The Whoopee Boys: Michael O’Keefe and Paul Rodriguez star in this unsung comic treasure, a hilarious and very well directed (by a very interesting and underrated director, John Byrum) tale of two doofuses who make their way from New York to Florida and hatch a somewhat convoluted scheme for O’Keefe to pass himself off as a member of polite society so that he can marry a young heiress. The plot is just a pretext for a barrage of comic set pieces and one-liners that range from the vulgar and crass to the witty and sophisticated, nearly all of which (to my sense of humor, anyway) land beautifully. There’s a brilliant sequence at the world’s worst finishing school that features brilliant supporting turns by Eddie Deezen, Marsha Warfield and others, and the whole movie is cast from top to bottom with terrific actors. Where else are you going to get Denholm Elliott, Taylor Negron, and Joe Spinell in the same movie?

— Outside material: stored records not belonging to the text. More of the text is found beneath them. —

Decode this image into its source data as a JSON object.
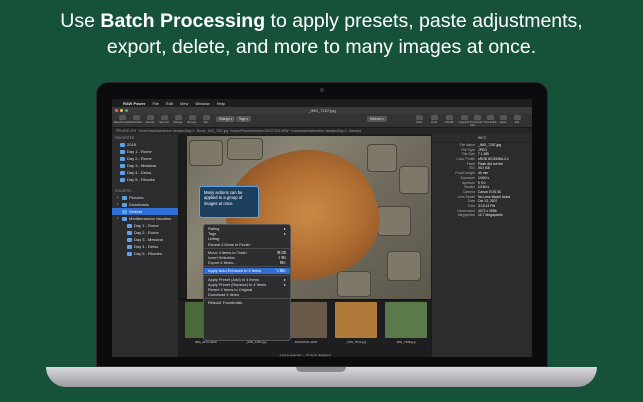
{
  "headline": {
    "pre": "Use ",
    "bold": "Batch Processing",
    "post": " to apply presets, paste adjustments,",
    "line2": "export, delete, and more to many images at once."
  },
  "menubar": {
    "app": "RAW Power",
    "items": [
      "File",
      "Edit",
      "View",
      "Window",
      "Help"
    ]
  },
  "window": {
    "title": "_IMG_7187.jpg"
  },
  "toolbar": {
    "left": [
      "Back/Forward",
      "Add Folder",
      "Favorite",
      "New Vol",
      "Ratings",
      "Browse",
      "Sort",
      "Ratings",
      "Tags"
    ],
    "ratings": "Ratings ▾",
    "tags": "Tags ▾",
    "medium": "Medium ▾",
    "right": [
      "Color",
      "Tools",
      "Info/GB",
      "Inspector",
      "Thumbnail Size",
      "Thumbnails",
      "Views",
      "Edit"
    ]
  },
  "pathbar": "PRIVATE.JPG  ~/Users/david/adventure Vacation/Day 1 - Rome          _IMG_7187.jpg  ~/Users/Pictures/Selects          DSC07031.ARW  ~/Users/david/adventure Vacation/Day 3 - Messina",
  "sidebar": {
    "favorites_label": "FAVORITES",
    "favorites": [
      "2018",
      "Day 1 - Rome",
      "Day 2 - Rome",
      "Day 3 - Messina",
      "Day 4 - Delos",
      "Day 5 - Rhodes"
    ],
    "folders_label": "FOLDERS",
    "folders": [
      {
        "label": "Pictures",
        "indent": 1,
        "tri": "▸",
        "sel": false
      },
      {
        "label": "Downloads",
        "indent": 1,
        "tri": "▸",
        "sel": false
      },
      {
        "label": "Selects",
        "indent": 1,
        "tri": "",
        "sel": true
      },
      {
        "label": "Mediterranean Vacation",
        "indent": 1,
        "tri": "▾",
        "sel": false
      },
      {
        "label": "Day 1 - Rome",
        "indent": 2,
        "tri": "",
        "sel": false
      },
      {
        "label": "Day 2 - Rome",
        "indent": 2,
        "tri": "",
        "sel": false
      },
      {
        "label": "Day 3 - Messina",
        "indent": 2,
        "tri": "",
        "sel": false
      },
      {
        "label": "Day 4 - Delos",
        "indent": 2,
        "tri": "",
        "sel": false
      },
      {
        "label": "Day 5 - Rhodes",
        "indent": 2,
        "tri": "",
        "sel": false
      }
    ]
  },
  "tooltip": "Many actions can be applied to a group of images at once.",
  "context_menu": [
    {
      "label": "Rating",
      "shortcut": "▸"
    },
    {
      "label": "Tags",
      "shortcut": "▸"
    },
    {
      "label": "Unflag",
      "shortcut": ""
    },
    {
      "label": "Reveal 4 Items in Finder",
      "shortcut": ""
    },
    {
      "sep": true
    },
    {
      "label": "Move 4 Items to Trash",
      "shortcut": "⌘⌫"
    },
    {
      "label": "Invert Selection",
      "shortcut": "⇧⌘I"
    },
    {
      "label": "Export 4 Items...",
      "shortcut": "⌘E"
    },
    {
      "sep": true
    },
    {
      "label": "Apply Auto Enhance to 4 Items",
      "shortcut": "⌥⌘E",
      "sel": true
    },
    {
      "sep": true
    },
    {
      "label": "Apply Preset (Add) to 4 Items",
      "shortcut": "▸"
    },
    {
      "label": "Apply Preset (Replace) to 4 Items",
      "shortcut": "▸"
    },
    {
      "label": "Revert 4 Items to Original",
      "shortcut": ""
    },
    {
      "label": "Download 4 Items",
      "shortcut": ""
    },
    {
      "sep": true
    },
    {
      "label": "Rebuild Thumbnails",
      "shortcut": ""
    }
  ],
  "inspector": {
    "title": "INFO",
    "rows": [
      [
        "File Name",
        "_IMG_7187.jpg"
      ],
      [
        "File Type",
        "JPEG"
      ],
      [
        "File Size",
        "7.1 MB"
      ],
      [
        "Color Profile",
        "sRGB IEC61966-2.1"
      ],
      [
        "Flash",
        "Flash did not fire"
      ],
      [
        "ISO",
        "ISO 400"
      ],
      [
        "Focal Length",
        "40 mm"
      ],
      [
        "Exposure",
        "1/400 s"
      ],
      [
        "Aperture",
        "f/ 9.0"
      ],
      [
        "Shutter",
        "1/160 s"
      ],
      [
        "Camera",
        "Canon EOS 5D"
      ],
      [
        "Lens Model",
        "No Lens Model found"
      ],
      [
        "Date",
        "Oct 13, 2007"
      ],
      [
        "Time",
        "3:15:13 PM"
      ],
      [
        "Dimensions",
        "4072 x 2956"
      ],
      [
        "Megapixels",
        "12.7 Megapixels"
      ]
    ]
  },
  "thumbnails": [
    {
      "caption": "IMG_2176.HEIC",
      "sel": false,
      "color": "#4a6a3a"
    },
    {
      "caption": "_IMG_7187.jpg",
      "sel": true,
      "color": "#9a6a3a"
    },
    {
      "caption": "DSC07031.ARW",
      "sel": false,
      "color": "#6a5a4a"
    },
    {
      "caption": "_IMG_7913.jpg",
      "sel": false,
      "color": "#b07a3a"
    },
    {
      "caption": "IMG_7158.jpg",
      "sel": false,
      "color": "#5a7a4a"
    }
  ],
  "status": "4 items selected — 70 items displayed",
  "colors": {
    "background": "#16523a",
    "selection": "#2f6fd6",
    "folder": "#5aa3e8"
  }
}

Under the Cherry Moon: I can't help but wonder if this film – viewed as a catastrophe when it was released in the summer of 1986 – will be revisited and reevaluated in light of Prince’s recent passing. I sure hope so, because – and I mean this passionately and without irony – it’s superior to the far better known and reviewed Purple Rain in just about every way. Along with Blade Runner it gets my vote for one of the two best looking movies of the decade; the cinematographer was Fassbinder and Scorsese regular Michael Ballhaus, whose every frame is an exquisite work of formal beauty (shot in shimmering black and white, no less). The Fassbinder connection is a clue to what writer-director Prince is up to in this story of a con man and gigolo who falls for an heiress (what was with the proliferation of movies about guys running cons on heiresses in 1986?): not meant to be taken literally, his film is a fantasia of dreamy moments from other movies – particularly Lubitsch comedies, Astaire and Rodgers musicals, and…well, just about every other movie Prince ever saw and loved. Audacious, outrageous, and impeccably directed, it’s a one-of-a-kind musical/comedy/romance/melodrama with – doesn’t this go without saying? – a killer soundtrack.
The Best of Times: For my money, Ron Shelton is the greatest living American screenwriter, and this is an early gem of his that foreshadows the masterpieces (Bull Durham, White Men Can’t Jump, Tin Cup) to come. Robin Williams plays a small-town banker who’s haunted by the big football game he blew in high school; Kurt Russell is the best friend who joins forces with him to get the old teams back together so that they can replay the big game. Like the best of Shelton’s later films, The Best of Times has a relaxed charm so entertaining that you don’t realize how deeply the movie is working on you until well into the second half – the movie starts off as small town farce and slowly but steadily becomes a poignant meditation on what it means to succeed and fail in America. (In lesser writers’ hands comedies are populated by characters who become jokes – for Shelton the jokes become characters.) The film is full of huge topics expressed via the most delicate, subtle characterizations and dialogue – it not only invites but earns comparison with the best of Preston Sturges in its loving depiction of a fully realized ensemble of smart, silly, romantic, self-destructive, heroic losers. Or are they winners?